The Market in Financial Instrument Directive (MiFID) was originally designed to create an EU financial market with harmonised regulation for investment services. MiFiD’s main objectives are to increase competition and offer consumer protection in the investment services markets. MiFID was amended in 2014 and will come in to effect in 2018.

Irrespective of Brexit, the UK’s own authority, the FCA, advises that financial companies affected must continue to comply with the MiFiD II regulations.

With these regulations and their requirements, MiFiD places an emphasis on both an employer and its individual employees to ensure FCA rules are not evaded and confidential client information is not shared.

A large part of the rules focus on electronic communications such as telephone conversations, letters, emails etc, and the need to record, securely retain over a defined period of time and make these documents, call recordings and emails quickly retrievable. Although this process may well pose a wider question about employee monitoring in the workplace, it is without doubt that many large financial companies will have sophisticated systems in place to manage the storage, retention, access and retrieval of electronic communications.

For the majority of small and medium sized businesses, the ability to record these types of electronic communications and information is generally possible now. The ability to store, provide secure access and retrieval with an auditable footprint will need some careful forethought. Regulations such as MiFiD II and GDPR, means more and more companies will need to review how their communications information is stored and made accessible. They will also need to consider if and how these systems can aggregate the plethora of electronic communications types, and if and how these will be related to their employees and their company contacts.

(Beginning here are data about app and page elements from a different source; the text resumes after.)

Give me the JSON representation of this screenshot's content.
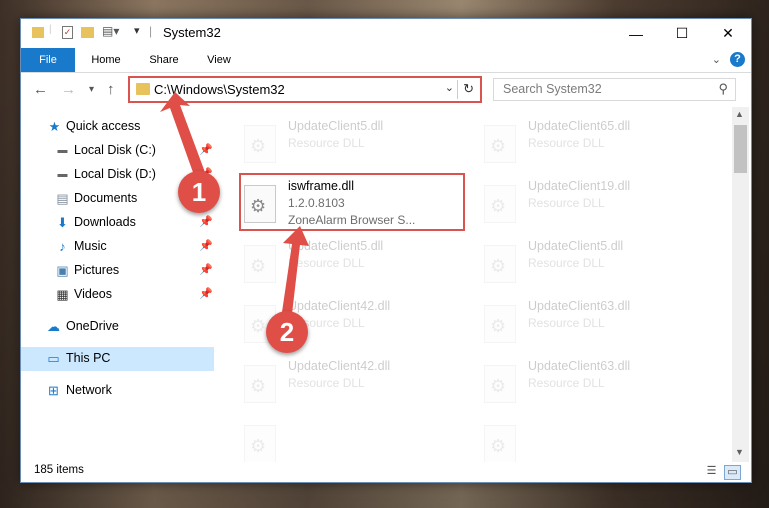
{
  "window": {
    "title": "System32",
    "controls": {
      "minimize": "—",
      "maximize": "☐",
      "close": "✕"
    }
  },
  "ribbon": {
    "tabs": [
      {
        "label": "File"
      },
      {
        "label": "Home"
      },
      {
        "label": "Share"
      },
      {
        "label": "View"
      }
    ],
    "help": "?"
  },
  "nav": {
    "address": "C:\\Windows\\System32",
    "search_placeholder": "Search System32"
  },
  "sidebar": {
    "items": [
      {
        "label": "Quick access"
      },
      {
        "label": "Local Disk (C:)"
      },
      {
        "label": "Local Disk (D:)"
      },
      {
        "label": "Documents"
      },
      {
        "label": "Downloads"
      },
      {
        "label": "Music"
      },
      {
        "label": "Pictures"
      },
      {
        "label": "Videos"
      },
      {
        "label": "OneDrive"
      },
      {
        "label": "This PC"
      },
      {
        "label": "Network"
      }
    ]
  },
  "files": {
    "highlighted": {
      "name": "iswframe.dll",
      "version": "1.2.0.8103",
      "description": "ZoneAlarm Browser S..."
    },
    "background": [
      {
        "name": "UpdateClient5.dll",
        "type": "Resource DLL"
      },
      {
        "name": "UpdateClient65.dll",
        "type": "Resource DLL"
      },
      {
        "name": "UpdateClient19.dll",
        "type": "Resource DLL"
      },
      {
        "name": "UpdateClient5.dll",
        "type": "Resource DLL"
      },
      {
        "name": "UpdateClient5.dll",
        "type": "Resource DLL"
      },
      {
        "name": "UpdateClient42.dll",
        "type": "Resource DLL"
      },
      {
        "name": "UpdateClient63.dll",
        "type": "Resource DLL"
      },
      {
        "name": "UpdateClient42.dll",
        "type": "Resource DLL"
      },
      {
        "name": "UpdateClient63.dll",
        "type": "Resource DLL"
      }
    ]
  },
  "status": {
    "item_count": "185 items"
  },
  "annotations": {
    "step1": "1",
    "step2": "2",
    "color": "#e04e48"
  }
}
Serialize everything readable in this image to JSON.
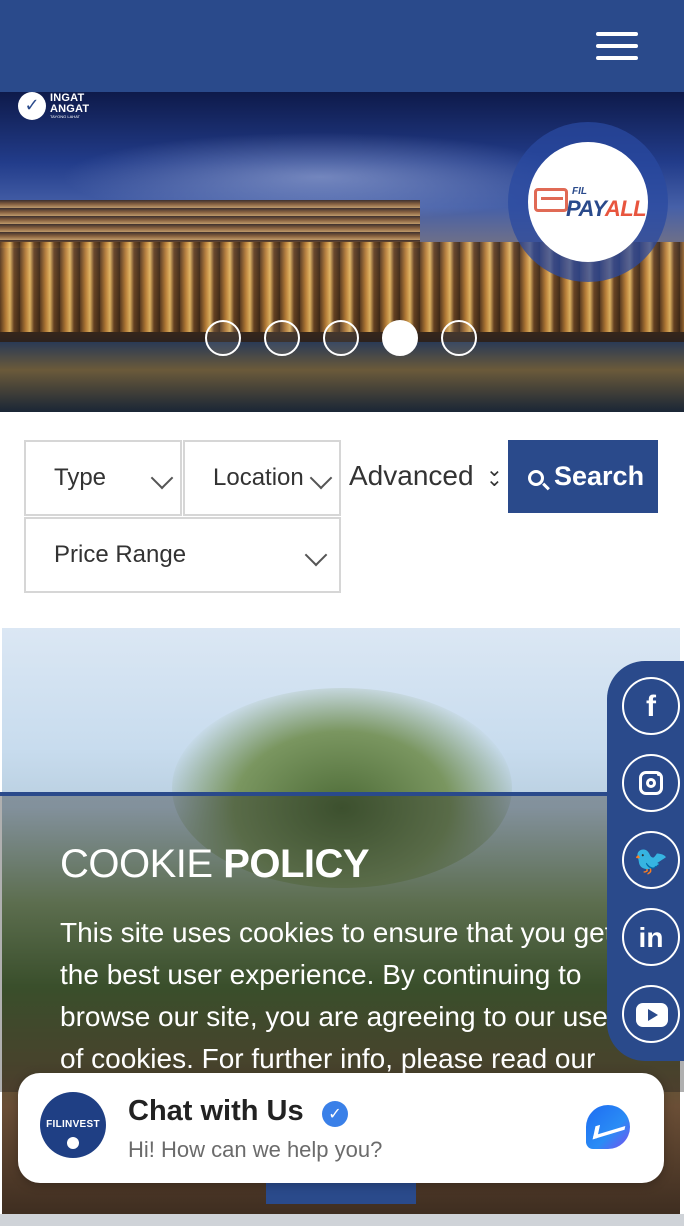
{
  "header": {
    "menu_icon": "hamburger-menu-icon"
  },
  "hero": {
    "logo": {
      "line1": "INGAT",
      "line2": "ANGAT",
      "tagline": "TAYONG LAHAT"
    },
    "payall": {
      "prefix": "FIL",
      "brand_main": "PAY",
      "brand_accent": "ALL"
    },
    "slides_count": 5,
    "active_slide": 4
  },
  "filters": {
    "type_label": "Type",
    "location_label": "Location",
    "price_label": "Price Range",
    "advanced_label": "Advanced",
    "search_label": "Search"
  },
  "cookie": {
    "title_light": "COOKIE ",
    "title_bold": "POLICY",
    "lines": [
      "This site uses cookies to ensure that you get",
      "the best user experience. By continuing to",
      "browse our site, you are agreeing to our use",
      "of cookies. For further info, please read our"
    ]
  },
  "social": {
    "icons": [
      "facebook-icon",
      "instagram-icon",
      "twitter-icon",
      "linkedin-icon",
      "youtube-icon"
    ],
    "facebook_glyph": "f",
    "twitter_glyph": "🐦",
    "linkedin_glyph": "in"
  },
  "chat": {
    "avatar_text": "FILINVEST",
    "title": "Chat with Us",
    "subtitle": "Hi! How can we help you?",
    "verified_glyph": "✓"
  },
  "colors": {
    "brand_blue": "#2a4a8b",
    "accent_red": "#e8553e",
    "messenger_blue": "#1e6cf2"
  }
}
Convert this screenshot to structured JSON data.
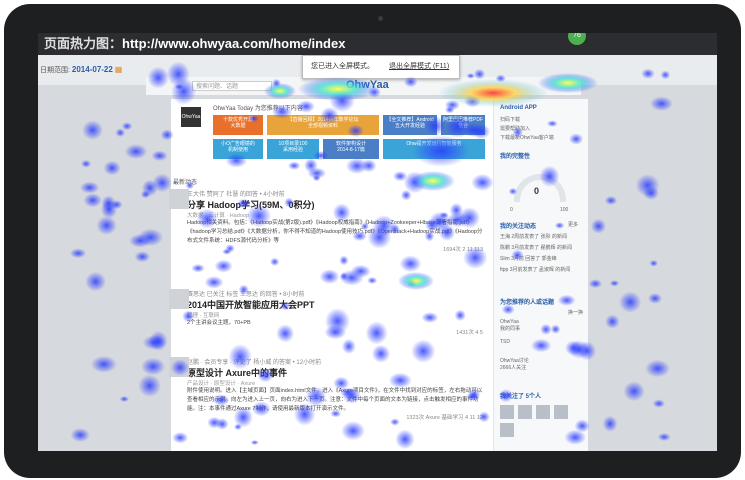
{
  "window": {
    "url_label": "页面热力图：",
    "url": "http://www.ohwyaa.com/home/index",
    "avatar_badge": "76"
  },
  "date_filter": {
    "label": "日期范围:",
    "value": "2014-07-22",
    "calendar_icon": "calendar-icon"
  },
  "fullscreen_tip": {
    "message": "您已进入全屏模式。",
    "exit_link": "退出全屏模式 (F11)"
  },
  "navbar": {
    "search_placeholder": "搜索问题、话题",
    "brand": "OhwYaa"
  },
  "site": {
    "header_text": "OhwYaa Today 为您推荐以下内容",
    "logo_text": "OhwYaa"
  },
  "tiles": [
    {
      "label": "十款优秀开源\n大数据",
      "color": "#e8702a"
    },
    {
      "label": "【直播回顾】2014青年数学论坛\n全部视频资料",
      "color": "#e8a33a"
    },
    {
      "label": "【全文推荐】Android\n五大开发经验",
      "color": "#4a7fc8"
    },
    {
      "label": "阿里巴巴推荐PDF\n整合",
      "color": "#4a7fc8"
    },
    {
      "label": "小O广告眼镜的\n机制使用",
      "color": "#3aa3d8"
    },
    {
      "label": "10项目录100\n采用经验",
      "color": "#3aa3d8"
    },
    {
      "label": "软件架构设计\n2014-8-17篇",
      "color": "#4a7fc8"
    },
    {
      "label": "Ohw是开发运行智能服务",
      "color": "#3aa3d8"
    }
  ],
  "feed_section": "最新动态",
  "posts": [
    {
      "meta": "王大伟  赞同了 杜慧 的回答 • 4小时前",
      "title": "分享 Hadoop学习(59M、0积分)",
      "sub": "大数据 · 云计算 · Hadoop",
      "body": "Hadoop相关资料。包括：《Hadoop实战(第2版).pdf》《Hadoop权威指南》《Hadoop+Zookeeper+Hbase部署指南.pdf》《hadoop学习总结.pdf》《大数据分析，你不得不知道的Hadoop使用技巧.pdf》《Openstack+Hadoop实战.pdf》《Hadoop分布式文件系统：HDFS源代码分析》等",
      "stats": "1694次  2  11  113"
    },
    {
      "meta": "赛思达  已关注  标签 王思达 的回答 • 8小时前",
      "title": "2014中国开放智能应用大会PPT",
      "sub": "管理 · 互联网",
      "body": "2个主讲会议主题，70+PB",
      "stats": "1431次  4  5"
    },
    {
      "meta": "赵鹏 · 会员专享 · 评论了 杨小威 的答案 • 12小时前",
      "title": "原型设计 Axure中的事件",
      "sub": "产品设计 · 原型设计 · Axure",
      "body": "附件使用说明。进入【主域页面】页面index.html文件，进入《Axure项目文件》，在文件中找到对应的标签，左右拖动可以查看相应的示例。向左为进入上一页，向右为进入下一页。注意：文件中每个页面的文本为链接，点击触发相应的事件功能。注：本事件通过Axure 7制作，请使用最新版本打开演示文件。",
      "stats": "1323次  Axure 基础学习  4  11  12"
    }
  ],
  "sidebar": {
    "app_title": "Android APP",
    "app_lines": [
      "扫码下载",
      "需要帮助加入",
      "下载最新OhwYaa客户端"
    ],
    "history_title": "我的完整性",
    "gauge_value": "0",
    "gauge_min": "0",
    "gauge_max": "100",
    "followed_title": "我的关注动态",
    "followed_more": "更多",
    "followed_items": [
      "王海  2周前发表了 张彤 的新闻",
      "陈鹏  3月前发表了 翟鹏辉 的新闻",
      "Slim  3月前 回答了 郭金峰",
      "ftpp  3月前发表了 孟淑辉 的新闻"
    ],
    "recommend_title": "为您推荐的人或话题",
    "recommend_more": "换一换",
    "recommend_items": [
      "OhwYaa\n我的同事",
      "TSD",
      "OhwYaa讨论\n2666人关注"
    ],
    "follow_label": "我关注了 5个人",
    "follow_action": "关注"
  },
  "colors": {
    "urlbar": "#2b2d30",
    "brand_blue": "#2a5ea8",
    "bezel": "#1e1f21",
    "avatar_badge": "#4caf50"
  }
}
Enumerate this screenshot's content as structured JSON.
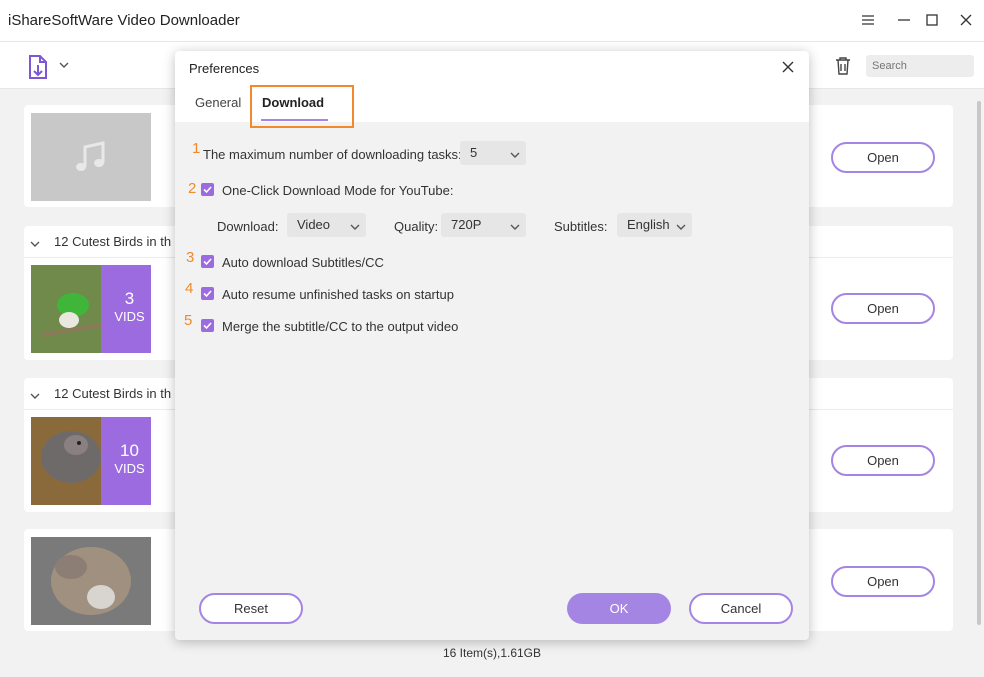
{
  "app": {
    "title": "iShareSoftWare Video Downloader",
    "status": "16 Item(s),1.61GB"
  },
  "toolbar": {
    "search_placeholder": "Search"
  },
  "list": {
    "groups": [
      {
        "title": "12 Cutest Birds in th",
        "count": "3",
        "count_label": "VIDS"
      },
      {
        "title": "12 Cutest Birds in th",
        "count": "10",
        "count_label": "VIDS"
      }
    ],
    "open_label": "Open"
  },
  "dialog": {
    "title": "Preferences",
    "tabs": [
      "General",
      "Download"
    ],
    "active_tab": "Download",
    "options": {
      "max_tasks_label": "The maximum number of downloading tasks:",
      "max_tasks_value": "5",
      "one_click_label": "One-Click Download Mode for YouTube:",
      "download_label": "Download:",
      "download_value": "Video",
      "quality_label": "Quality:",
      "quality_value": "720P",
      "subtitles_label": "Subtitles:",
      "subtitles_value": "English",
      "auto_subtitles_label": "Auto download Subtitles/CC",
      "auto_resume_label": "Auto resume unfinished tasks on startup",
      "merge_label": "Merge the subtitle/CC to the output video"
    },
    "steps": [
      "1",
      "2",
      "3",
      "4",
      "5"
    ],
    "buttons": {
      "reset": "Reset",
      "ok": "OK",
      "cancel": "Cancel"
    }
  },
  "colors": {
    "accent": "#a585e3",
    "badge": "#9d6be0",
    "annotation": "#f08a2c"
  }
}
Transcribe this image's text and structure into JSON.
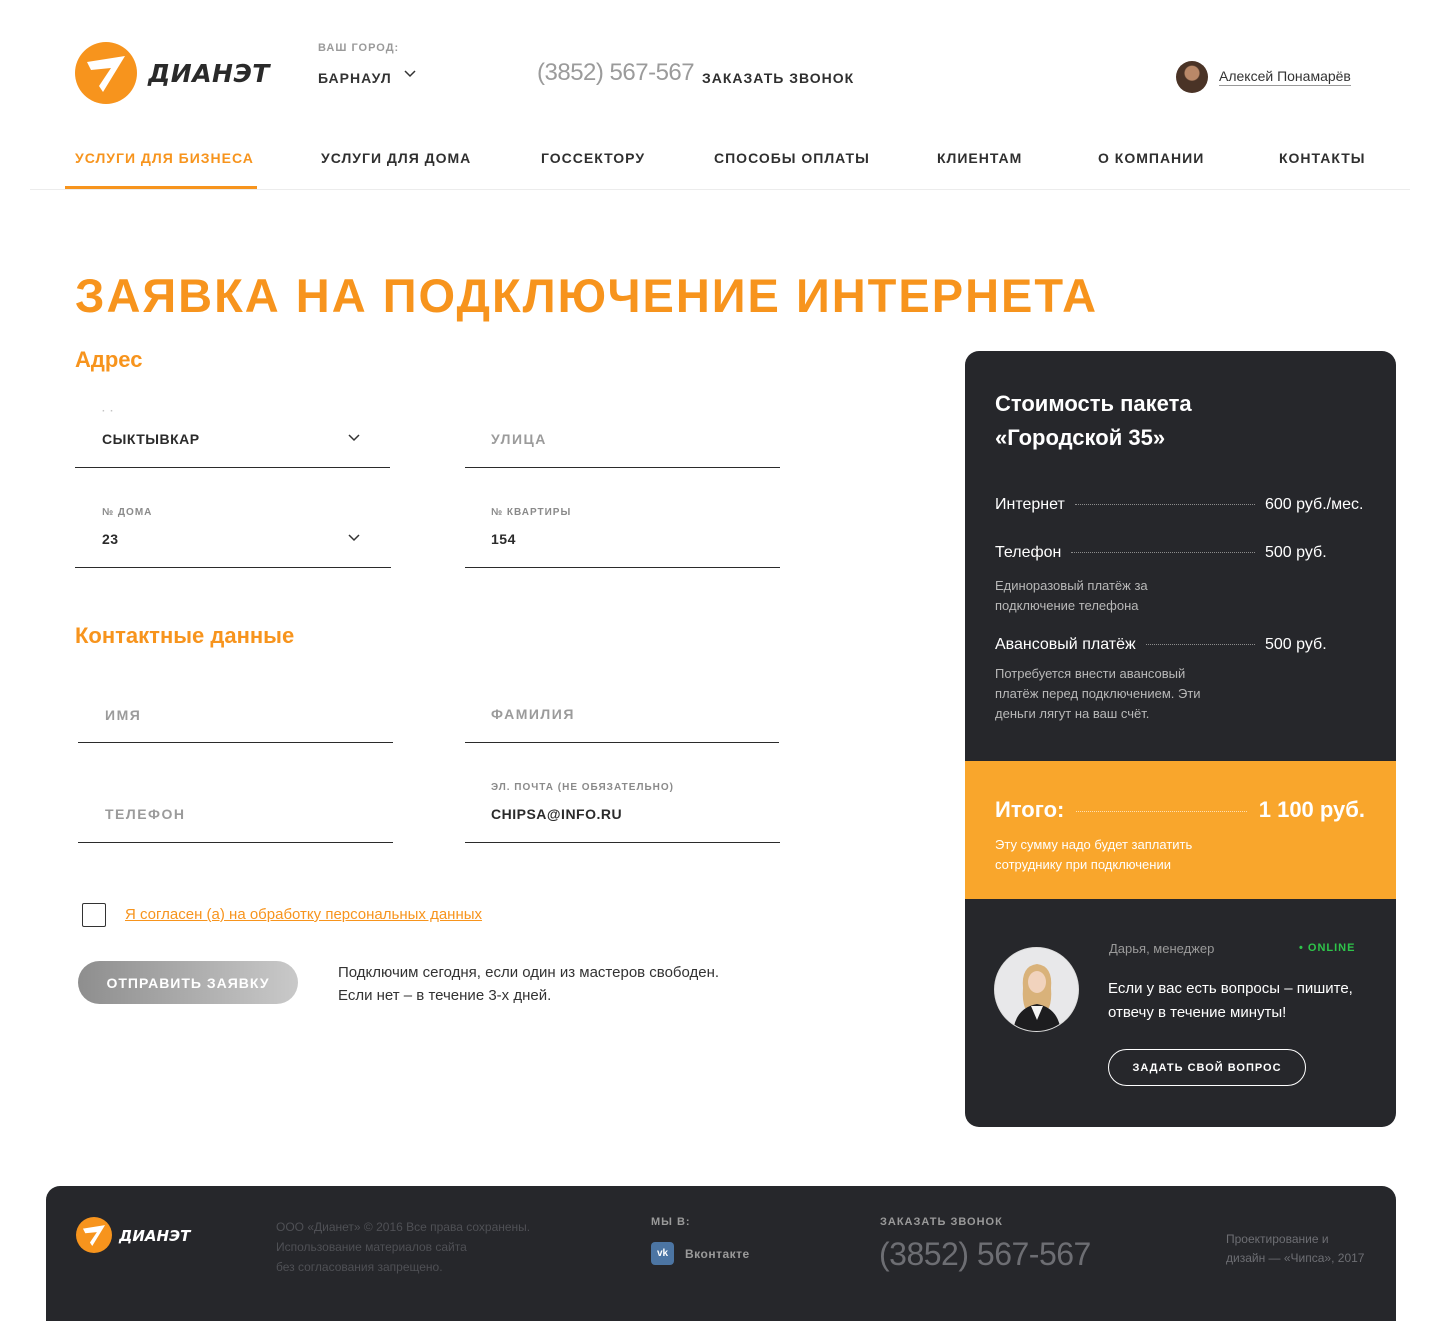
{
  "brand": {
    "name": "ДИАНЭТ",
    "accent": "#f7941d",
    "dark": "#26272b",
    "total_bg": "#f9a62c"
  },
  "header": {
    "city_label": "ВАШ ГОРОД:",
    "city": "БАРНАУЛ",
    "phone": "(3852) 567-567",
    "callback": "ЗАКАЗАТЬ ЗВОНОК",
    "user_name": "Алексей Понамарёв"
  },
  "nav": {
    "items": [
      {
        "label": "УСЛУГИ ДЛЯ БИЗНЕСА",
        "active": true
      },
      {
        "label": "УСЛУГИ ДЛЯ ДОМА"
      },
      {
        "label": "ГОССЕКТОРУ"
      },
      {
        "label": "СПОСОБЫ ОПЛАТЫ"
      },
      {
        "label": "КЛИЕНТАМ"
      },
      {
        "label": "О КОМПАНИИ"
      },
      {
        "label": "КОНТАКТЫ"
      }
    ]
  },
  "page": {
    "title": "ЗАЯВКА НА ПОДКЛЮЧЕНИЕ ИНТЕРНЕТА"
  },
  "address": {
    "heading": "Адрес",
    "city_label": "· ·",
    "city_value": "СЫКТЫВКАР",
    "street_placeholder": "УЛИЦА",
    "house_label": "№ ДОМА",
    "house_value": "23",
    "apt_label": "№ КВАРТИРЫ",
    "apt_value": "154"
  },
  "contacts": {
    "heading": "Контактные данные",
    "first_name_placeholder": "ИМЯ",
    "last_name_placeholder": "ФАМИЛИЯ",
    "phone_placeholder": "ТЕЛЕФОН",
    "email_label": "ЭЛ. ПОЧТА (НЕ ОБЯЗАТЕЛЬНО)",
    "email_value": "CHIPSA@INFO.RU"
  },
  "consent": {
    "label": "Я согласен (а) на обработку персональных данных",
    "checked": false
  },
  "submit": {
    "label": "ОТПРАВИТЬ ЗАЯВКУ",
    "note_line1": "Подключим сегодня, если один из мастеров свободен.",
    "note_line2": "Если нет – в течение 3-х дней."
  },
  "package": {
    "title_line1": "Стоимость пакета",
    "title_line2": "«Городской 35»",
    "rows": [
      {
        "name": "Интернет",
        "value": "600 руб./мес.",
        "note": ""
      },
      {
        "name": "Телефон",
        "value": "500 руб.",
        "note": "Единоразовый платёж за подключение телефона"
      },
      {
        "name": "Авансовый платёж",
        "value": "500 руб.",
        "note": "Потребуется внести авансовый платёж перед подключением. Эти деньги лягут на ваш счёт."
      }
    ],
    "total_label": "Итого:",
    "total_value": "1 100 руб.",
    "total_note": "Эту сумму надо будет заплатить сотруднику при подключении"
  },
  "manager": {
    "name": "Дарья, менеджер",
    "status": "• ONLINE",
    "message": "Если у вас есть вопросы – пишите, отвечу в течение минуты!",
    "button": "ЗАДАТЬ СВОЙ ВОПРОС"
  },
  "footer": {
    "copy_line1": "ООО «Дианет» © 2016 Все права сохранены.",
    "copy_line2": "Использование материалов сайта",
    "copy_line3": "без согласования запрещено.",
    "social_label": "МЫ В:",
    "vk_label": "Вконтакте",
    "callback_label": "ЗАКАЗАТЬ ЗВОНОК",
    "phone": "(3852) 567-567",
    "credit_line1": "Проектирование и",
    "credit_line2": "дизайн — «Чипса», 2017"
  }
}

As with so many business regulations, could it be only a matter of time before these practices spread wider than just the financial services market?